- the change in electrical potential that occurs between the inside and outside of a nerve or muscle fiber when it is stimulated, serving to transmit nerve signals.
- a localized change in electrical potential, from about –70 mV to +30 mV and back again, that occurs across a nerve fibre during transmission of a nerve impulse
- The change in membrane potential occurring in nerve, muscle, or other excitable tissue when excitation occurs.
- A momentary change in electrical potential on the surface of a neuron or muscle cell. Nerve impulses are action potentials. They either stimulate a change in polarity in another neuron or cause a muscle cell to contract.

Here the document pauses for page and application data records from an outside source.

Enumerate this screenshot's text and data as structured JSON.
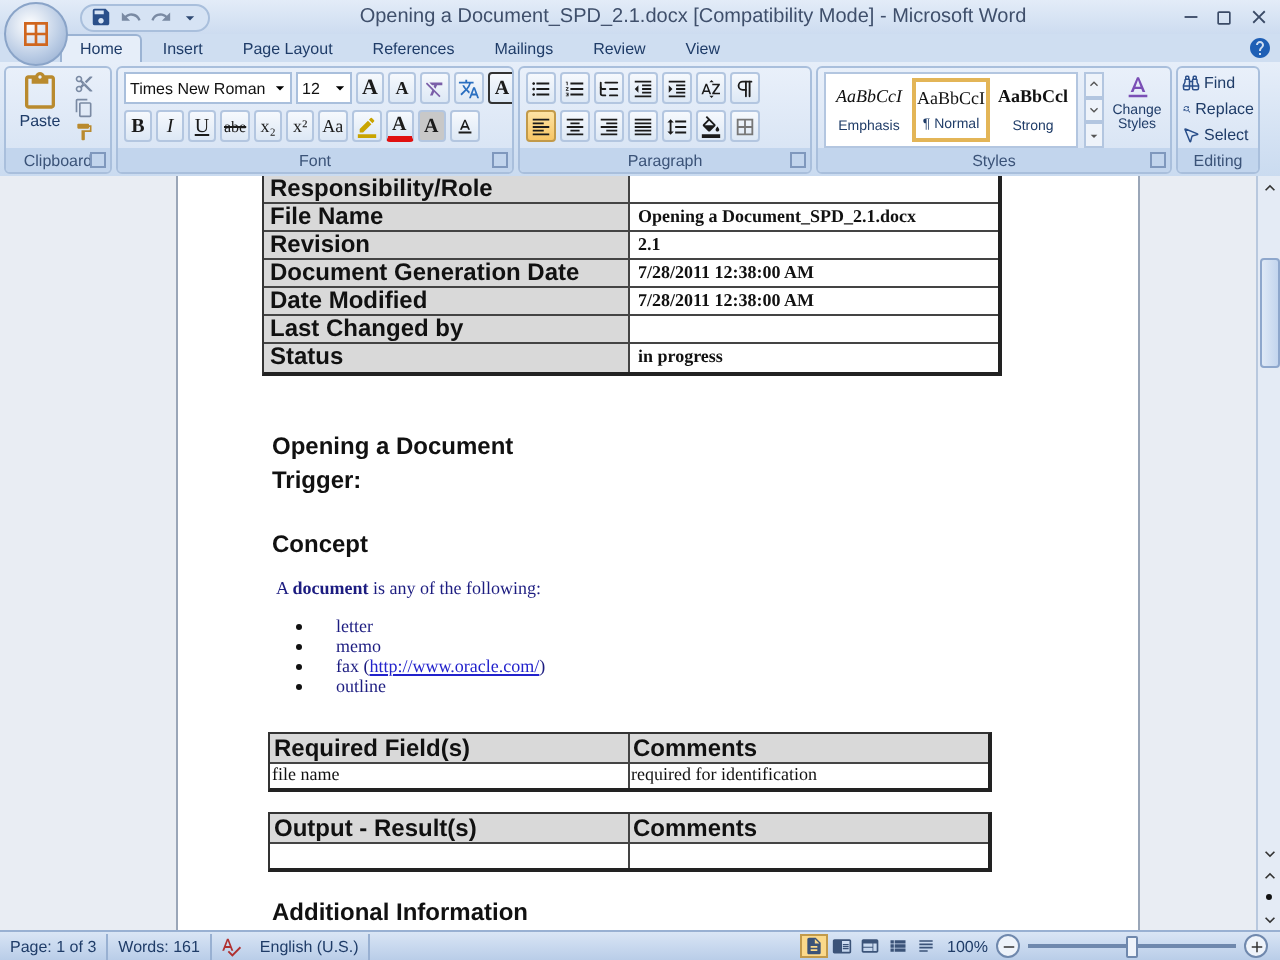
{
  "window": {
    "title": "Opening a Document_SPD_2.1.docx [Compatibility Mode] - Microsoft Word"
  },
  "tabs": [
    {
      "label": "Home",
      "selected": true
    },
    {
      "label": "Insert",
      "selected": false
    },
    {
      "label": "Page Layout",
      "selected": false
    },
    {
      "label": "References",
      "selected": false
    },
    {
      "label": "Mailings",
      "selected": false
    },
    {
      "label": "Review",
      "selected": false
    },
    {
      "label": "View",
      "selected": false
    }
  ],
  "ribbon": {
    "clipboard": {
      "label": "Clipboard",
      "paste": "Paste"
    },
    "font": {
      "label": "Font",
      "name": "Times New Roman",
      "size": "12",
      "size_buttons": [
        "A",
        "A"
      ],
      "boxed": "A",
      "format_buttons": [
        {
          "label": "B",
          "kind": "bold"
        },
        {
          "label": "I",
          "kind": "italic"
        },
        {
          "label": "U",
          "kind": "underline"
        },
        {
          "label": "abe",
          "kind": "strike"
        },
        {
          "label": "x₂",
          "kind": "sub"
        },
        {
          "label": "x²",
          "kind": "sup"
        },
        {
          "label": "Aa",
          "kind": "case"
        }
      ],
      "text_color_button": "A",
      "shading": "A"
    },
    "paragraph": {
      "label": "Paragraph",
      "alignments": [
        {
          "kind": "left",
          "selected": true
        },
        {
          "kind": "center",
          "selected": false
        },
        {
          "kind": "right",
          "selected": false
        },
        {
          "kind": "justify",
          "selected": false
        }
      ]
    },
    "styles": {
      "label": "Styles",
      "items": [
        {
          "preview": "AaBbCcI",
          "name": "Emphasis",
          "kind": "emphasis",
          "selected": false
        },
        {
          "preview": "AaBbCcI",
          "name": "¶ Normal",
          "kind": "normal",
          "selected": true
        },
        {
          "preview": "AaBbCcl",
          "name": "Strong",
          "kind": "strong",
          "selected": false
        }
      ],
      "change": [
        "Change",
        "Styles"
      ]
    },
    "editing": {
      "label": "Editing",
      "items": [
        {
          "kind": "find",
          "label": "Find"
        },
        {
          "kind": "replace",
          "label": "Replace"
        },
        {
          "kind": "select",
          "label": "Select"
        }
      ]
    }
  },
  "document": {
    "info_table": [
      {
        "label": "Responsibility/Role"
      },
      {
        "label": "File Name",
        "value": "Opening a Document_SPD_2.1.docx"
      },
      {
        "label": "Revision",
        "value": "2.1"
      },
      {
        "label": "Document Generation Date",
        "value": "7/28/2011 12:38:00 AM"
      },
      {
        "label": "Date Modified",
        "value": "7/28/2011 12:38:00 AM"
      },
      {
        "label": "Last Changed by"
      },
      {
        "label": "Status",
        "value": "in progress"
      }
    ],
    "heading": "Opening a Document",
    "trigger": "Trigger:",
    "concept": "Concept",
    "intro": "A **document** is any of the following:",
    "bullets": [
      {
        "text": "letter"
      },
      {
        "text": "memo"
      },
      {
        "text": "fax (",
        "link": "http://www.oracle.com/",
        "after": ")"
      },
      {
        "text": "outline"
      }
    ],
    "tables": [
      {
        "columns": [
          "Required Field(s)",
          "Comments"
        ],
        "rows": [
          {
            "cells": [
              "file name",
              "required for identification"
            ]
          }
        ]
      },
      {
        "columns": [
          "Output - Result(s)",
          "Comments"
        ],
        "rows": [
          {
            "blank": true
          }
        ]
      }
    ],
    "next_heading": "Additional Information"
  },
  "status_bar": {
    "page": "Page: 1 of 3",
    "words": "Words: 161",
    "language": "English (U.S.)",
    "views": [
      {
        "kind": "print",
        "selected": true
      },
      {
        "kind": "reading",
        "selected": false
      },
      {
        "kind": "web",
        "selected": false
      },
      {
        "kind": "outline",
        "selected": false
      },
      {
        "kind": "draft",
        "selected": false
      }
    ],
    "zoom": "100%",
    "zoom_slider": {
      "level": 0.5
    }
  }
}
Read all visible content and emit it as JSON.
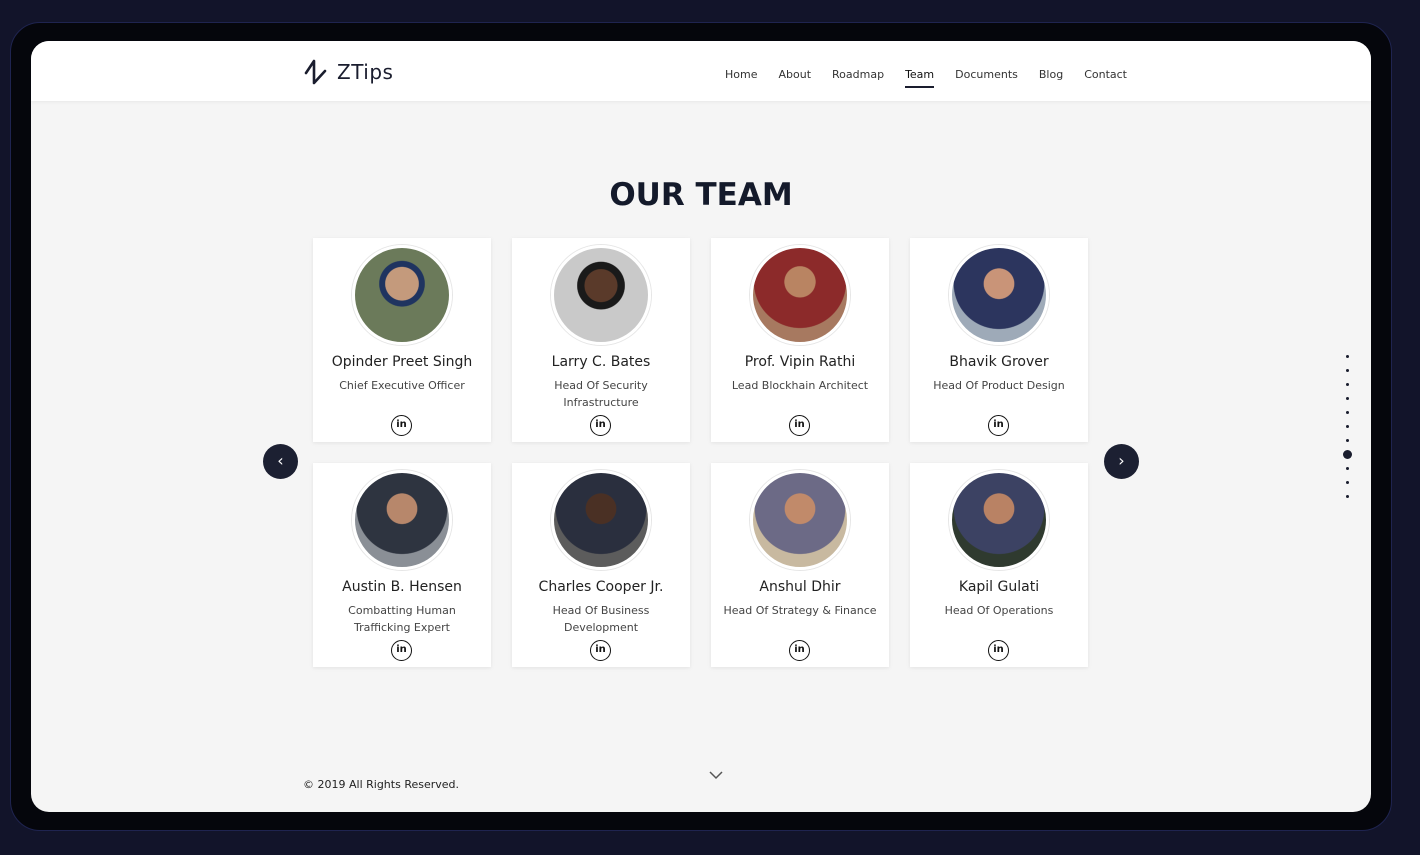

The rapid change in electric potential that parts of a nerve cell undergo when a nerve impulse is generated. Unlike ordinary electric current (see also current), which consists of the flow of electrons, the action potential involves the movement of sodium and potassium ions across the cell membrane.